» DESCRIPTION OF THE TASK
Below is a listing to write out in full, exactly as given, without its pictures.

» RECORD SET
=== Section Start ===
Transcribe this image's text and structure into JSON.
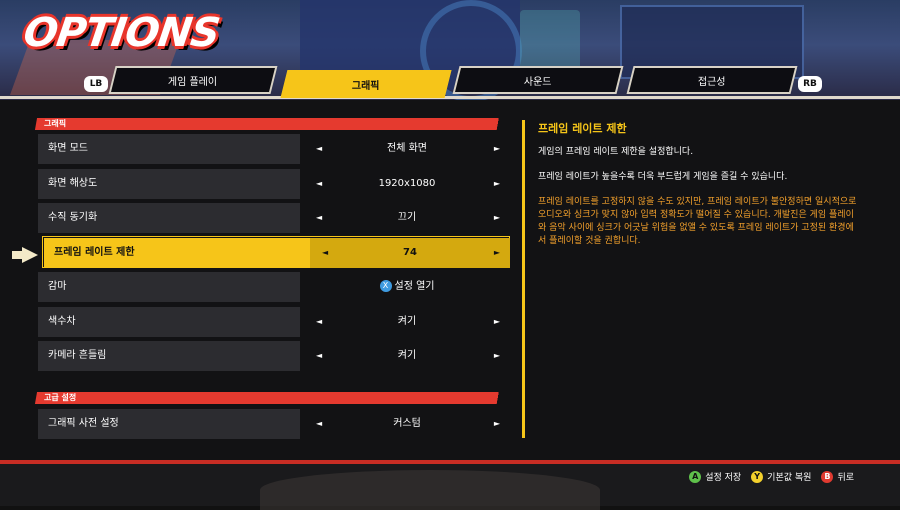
{
  "header": {
    "logo_text": "OPTIONS"
  },
  "tabs": {
    "left_shoulder": "LB",
    "right_shoulder": "RB",
    "items": [
      {
        "label": "게임 플레이",
        "active": false
      },
      {
        "label": "그래픽",
        "active": true
      },
      {
        "label": "사운드",
        "active": false
      },
      {
        "label": "접근성",
        "active": false
      }
    ]
  },
  "sections": {
    "graphics": "그래픽",
    "advanced": "고급 설정"
  },
  "rows": {
    "display_mode": {
      "label": "화면 모드",
      "value": "전체 화면"
    },
    "resolution": {
      "label": "화면 해상도",
      "value": "1920x1080"
    },
    "vsync": {
      "label": "수직 동기화",
      "value": "끄기"
    },
    "frame_limit": {
      "label": "프레임 레이트 제한",
      "value": "74"
    },
    "gamma": {
      "label": "감마",
      "button_glyph": "X",
      "value": "설정 열기"
    },
    "chromatic": {
      "label": "색수차",
      "value": "켜기"
    },
    "camera_shake": {
      "label": "카메라 흔들림",
      "value": "켜기"
    },
    "preset": {
      "label": "그래픽 사전 설정",
      "value": "커스텀"
    }
  },
  "arrows": {
    "left": "◄",
    "right": "►"
  },
  "description": {
    "title": "프레임 레이트 제한",
    "line1": "게임의 프레임 레이트 제한을 설정합니다.",
    "line2": "프레임 레이트가 높을수록 더욱 부드럽게 게임을 즐길 수 있습니다.",
    "warning": "프레임 레이트를 고정하지 않을 수도 있지만, 프레임 레이트가 불안정하면 일시적으로 오디오와 싱크가 맞지 않아 입력 정확도가 떨어질 수 있습니다. 개발진은 게임 플레이와 음악 사이에 싱크가 어긋날 위험을 없앨 수 있도록 프레임 레이트가 고정된 환경에서 플레이할 것을 권합니다."
  },
  "hints": [
    {
      "glyph": "A",
      "label": "설정 저장"
    },
    {
      "glyph": "Y",
      "label": "기본값 복원"
    },
    {
      "glyph": "B",
      "label": "뒤로"
    }
  ],
  "colors": {
    "accent": "#f6c519",
    "section_red": "#e53a2f",
    "warning": "#f4a12c"
  }
}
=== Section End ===
» SOLUTION TO THIS EXERCISE
Transcribe this image's text and structure into JSON.
{
  "header": {
    "logo_text": "OPTIONS"
  },
  "tabs": {
    "left_shoulder": "LB",
    "right_shoulder": "RB",
    "items": [
      {
        "label": "게임 플레이",
        "active": false
      },
      {
        "label": "그래픽",
        "active": true
      },
      {
        "label": "사운드",
        "active": false
      },
      {
        "label": "접근성",
        "active": false
      }
    ]
  },
  "sections": {
    "graphics": "그래픽",
    "advanced": "고급 설정"
  },
  "rows": {
    "display_mode": {
      "label": "화면 모드",
      "value": "전체 화면"
    },
    "resolution": {
      "label": "화면 해상도",
      "value": "1920x1080"
    },
    "vsync": {
      "label": "수직 동기화",
      "value": "끄기"
    },
    "frame_limit": {
      "label": "프레임 레이트 제한",
      "value": "74"
    },
    "gamma": {
      "label": "감마",
      "button_glyph": "X",
      "value": "설정 열기"
    },
    "chromatic": {
      "label": "색수차",
      "value": "켜기"
    },
    "camera_shake": {
      "label": "카메라 흔들림",
      "value": "켜기"
    },
    "preset": {
      "label": "그래픽 사전 설정",
      "value": "커스텀"
    }
  },
  "arrows": {
    "left": "◄",
    "right": "►"
  },
  "description": {
    "title": "프레임 레이트 제한",
    "line1": "게임의 프레임 레이트 제한을 설정합니다.",
    "line2": "프레임 레이트가 높을수록 더욱 부드럽게 게임을 즐길 수 있습니다.",
    "warning": "프레임 레이트를 고정하지 않을 수도 있지만, 프레임 레이트가 불안정하면 일시적으로 오디오와 싱크가 맞지 않아 입력 정확도가 떨어질 수 있습니다. 개발진은 게임 플레이와 음악 사이에 싱크가 어긋날 위험을 없앨 수 있도록 프레임 레이트가 고정된 환경에서 플레이할 것을 권합니다."
  },
  "hints": [
    {
      "glyph": "A",
      "label": "설정 저장"
    },
    {
      "glyph": "Y",
      "label": "기본값 복원"
    },
    {
      "glyph": "B",
      "label": "뒤로"
    }
  ],
  "colors": {
    "accent": "#f6c519",
    "section_red": "#e53a2f",
    "warning": "#f4a12c"
  }
}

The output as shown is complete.